* _Task instructions_: Go line by line through the entries and show those that hold the string "title".

Records shown section start

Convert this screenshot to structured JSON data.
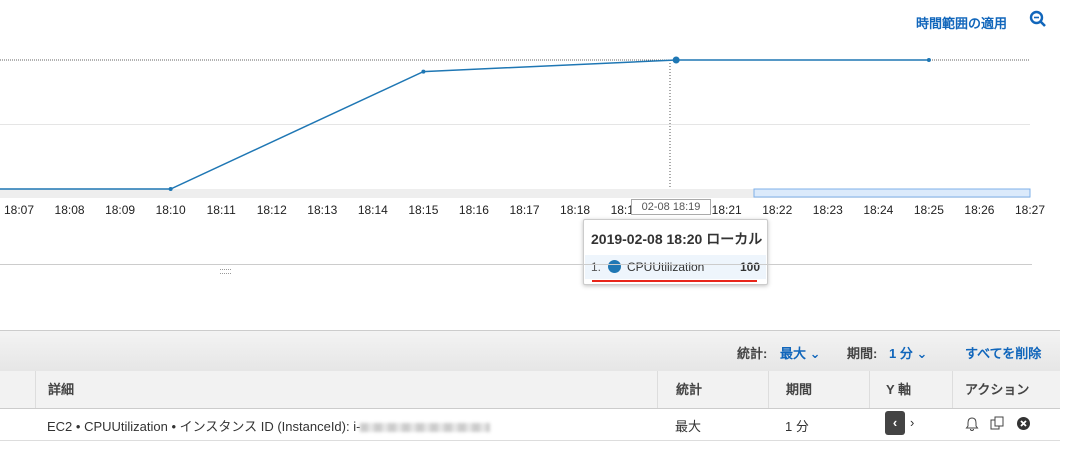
{
  "header": {
    "apply_time_range": "時間範囲の適用",
    "zoom_icon": "zoom-out-icon"
  },
  "chart_data": {
    "type": "line",
    "series": [
      {
        "name": "CPUUtilization",
        "color": "#1f77b4",
        "x": [
          "18:07",
          "18:10",
          "18:15",
          "18:20",
          "18:25"
        ],
        "y": [
          0,
          0,
          91,
          100,
          100
        ]
      }
    ],
    "x_ticks": [
      "18:07",
      "18:08",
      "18:09",
      "18:10",
      "18:11",
      "18:12",
      "18:13",
      "18:14",
      "18:15",
      "18:16",
      "18:17",
      "18:18",
      "18:19",
      "18:20",
      "18:21",
      "18:22",
      "18:23",
      "18:24",
      "18:25",
      "18:26",
      "18:27"
    ],
    "ylim": [
      0,
      100
    ],
    "grid": true,
    "hover_x_label": "02-08 18:19",
    "tooltip": {
      "title": "2019-02-08 18:20 ローカル",
      "index": "1.",
      "metric": "CPUUtilization",
      "value": "100"
    }
  },
  "toolbar": {
    "stat_label": "統計:",
    "stat_value": "最大",
    "period_label": "期間:",
    "period_value": "1 分",
    "remove_all": "すべてを削除"
  },
  "table": {
    "headers": [
      "詳細",
      "統計",
      "期間",
      "Y 軸",
      "アクション"
    ],
    "rows": [
      {
        "details": "EC2 • CPUUtilization • インスタンス ID (InstanceId): i-",
        "stat": "最大",
        "period": "1 分",
        "y_left": "‹",
        "y_right": "›"
      }
    ]
  }
}
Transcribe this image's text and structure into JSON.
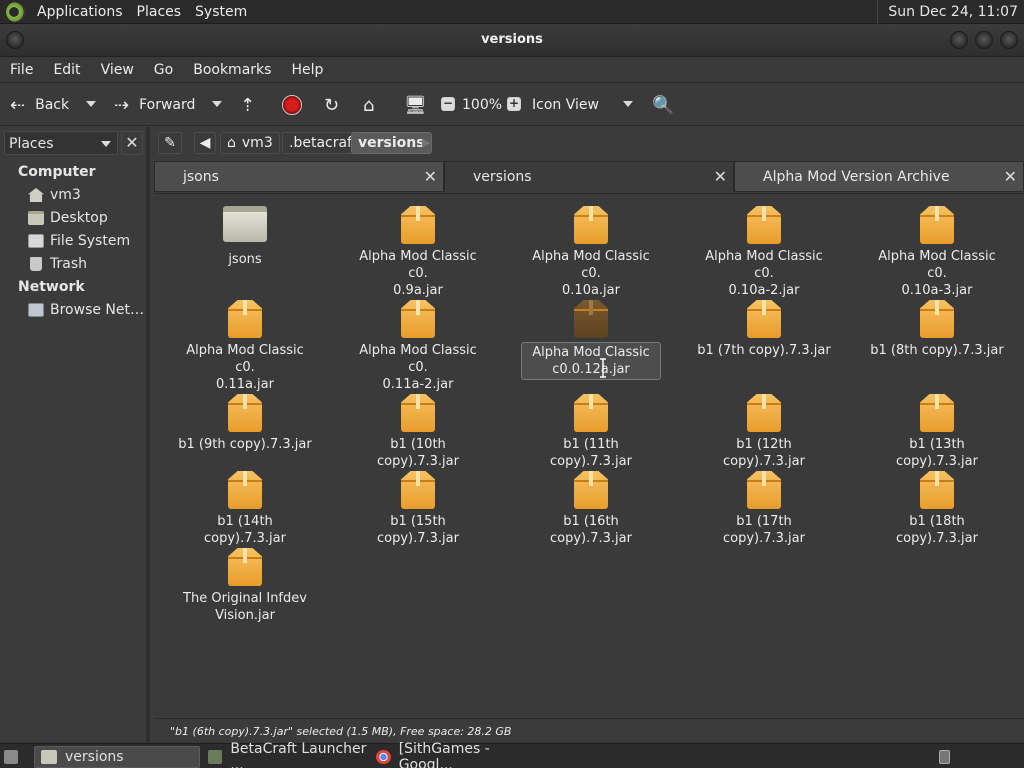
{
  "top_panel": {
    "menus": [
      "Applications",
      "Places",
      "System"
    ],
    "clock": "Sun Dec 24, 11:07"
  },
  "window": {
    "title": "versions"
  },
  "menubar": [
    "File",
    "Edit",
    "View",
    "Go",
    "Bookmarks",
    "Help"
  ],
  "toolbar": {
    "back_label": "Back",
    "forward_label": "Forward",
    "zoom_level": "100%",
    "view_mode": "Icon View"
  },
  "sidebar": {
    "header": "Places",
    "sections": [
      {
        "title": "Computer",
        "items": [
          "vm3",
          "Desktop",
          "File System",
          "Trash"
        ]
      },
      {
        "title": "Network",
        "items": [
          "Browse Net…"
        ]
      }
    ]
  },
  "location": {
    "crumbs": [
      "vm3",
      ".betacraft",
      "versions"
    ]
  },
  "tabs": [
    "jsons",
    "versions",
    "Alpha Mod Version Archive"
  ],
  "files": [
    "jsons",
    "Alpha Mod Classic c0.\n0.9a.jar",
    "Alpha Mod Classic c0.\n0.10a.jar",
    "Alpha Mod Classic c0.\n0.10a-2.jar",
    "Alpha Mod Classic c0.\n0.10a-3.jar",
    "Alpha Mod Classic c0.\n0.11a.jar",
    "Alpha Mod Classic c0.\n0.11a-2.jar",
    "Alpha Mod Classic\nc0.0.12a.jar",
    "b1 (7th copy).7.3.jar",
    "b1 (8th copy).7.3.jar",
    "b1 (9th copy).7.3.jar",
    "b1 (10th copy).7.3.jar",
    "b1 (11th copy).7.3.jar",
    "b1 (12th copy).7.3.jar",
    "b1 (13th copy).7.3.jar",
    "b1 (14th copy).7.3.jar",
    "b1 (15th copy).7.3.jar",
    "b1 (16th copy).7.3.jar",
    "b1 (17th copy).7.3.jar",
    "b1 (18th copy).7.3.jar",
    "The Original Infdev\nVision.jar"
  ],
  "status": "\"b1 (6th copy).7.3.jar\" selected (1.5 MB), Free space: 28.2 GB",
  "taskbar": [
    "versions",
    "BetaCraft Launcher ...",
    "[SithGames - Googl..."
  ]
}
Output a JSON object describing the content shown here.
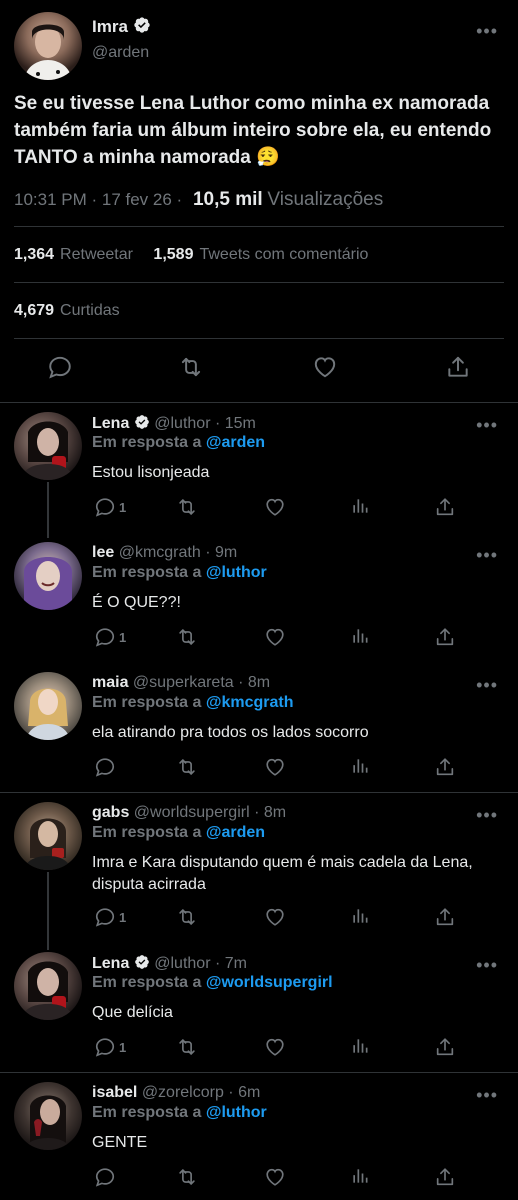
{
  "main": {
    "name": "Imra",
    "handle": "@arden",
    "text": "Se eu tivesse Lena Luthor como minha ex namorada também faria um álbum inteiro sobre ela, eu entendo TANTO a minha namorada 😮‍💨",
    "time": "10:31 PM · 17 fev 26 ·",
    "views_count": "10,5 mil",
    "views_label": "Visualizações",
    "retweets_count": "1,364",
    "retweets_label": "Retweetar",
    "quotes_count": "1,589",
    "quotes_label": "Tweets com comentário",
    "likes_count": "4,679",
    "likes_label": "Curtidas",
    "more_icon": "more-icon",
    "colors": {
      "accent": "#1d9bf0",
      "background": "#000000",
      "muted": "#71767b"
    }
  },
  "replies": [
    {
      "name": "Lena",
      "verified": true,
      "handle": "@luthor · 15m",
      "reply_prefix": "Em resposta a",
      "reply_to": "@arden",
      "text": "Estou lisonjeada",
      "reply_count": "1"
    },
    {
      "name": "lee",
      "verified": false,
      "handle": "@kmcgrath · 9m",
      "reply_prefix": "Em resposta a",
      "reply_to": "@luthor",
      "text": "É O QUE??!",
      "reply_count": "1"
    },
    {
      "name": "maia",
      "verified": false,
      "handle": "@superkareta · 8m",
      "reply_prefix": "Em resposta a",
      "reply_to": "@kmcgrath",
      "text": "ela atirando pra todos os lados socorro",
      "reply_count": ""
    },
    {
      "name": "gabs",
      "verified": false,
      "handle": "@worldsupergirl · 8m",
      "reply_prefix": "Em resposta a",
      "reply_to": "@arden",
      "text": "Imra e Kara disputando quem é mais cadela da Lena, disputa acirrada",
      "reply_count": "1"
    },
    {
      "name": "Lena",
      "verified": true,
      "handle": "@luthor · 7m",
      "reply_prefix": "Em resposta a",
      "reply_to": "@worldsupergirl",
      "text": "Que delícia",
      "reply_count": "1"
    },
    {
      "name": "isabel",
      "verified": false,
      "handle": "@zorelcorp · 6m",
      "reply_prefix": "Em resposta a",
      "reply_to": "@luthor",
      "text": "GENTE",
      "reply_count": ""
    }
  ]
}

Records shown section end

* _Exercise response_:
      "title": "2019-02-08 18:20 ローカル",
    "title": "versions"
        "title": "Computer",
        "title": "Network",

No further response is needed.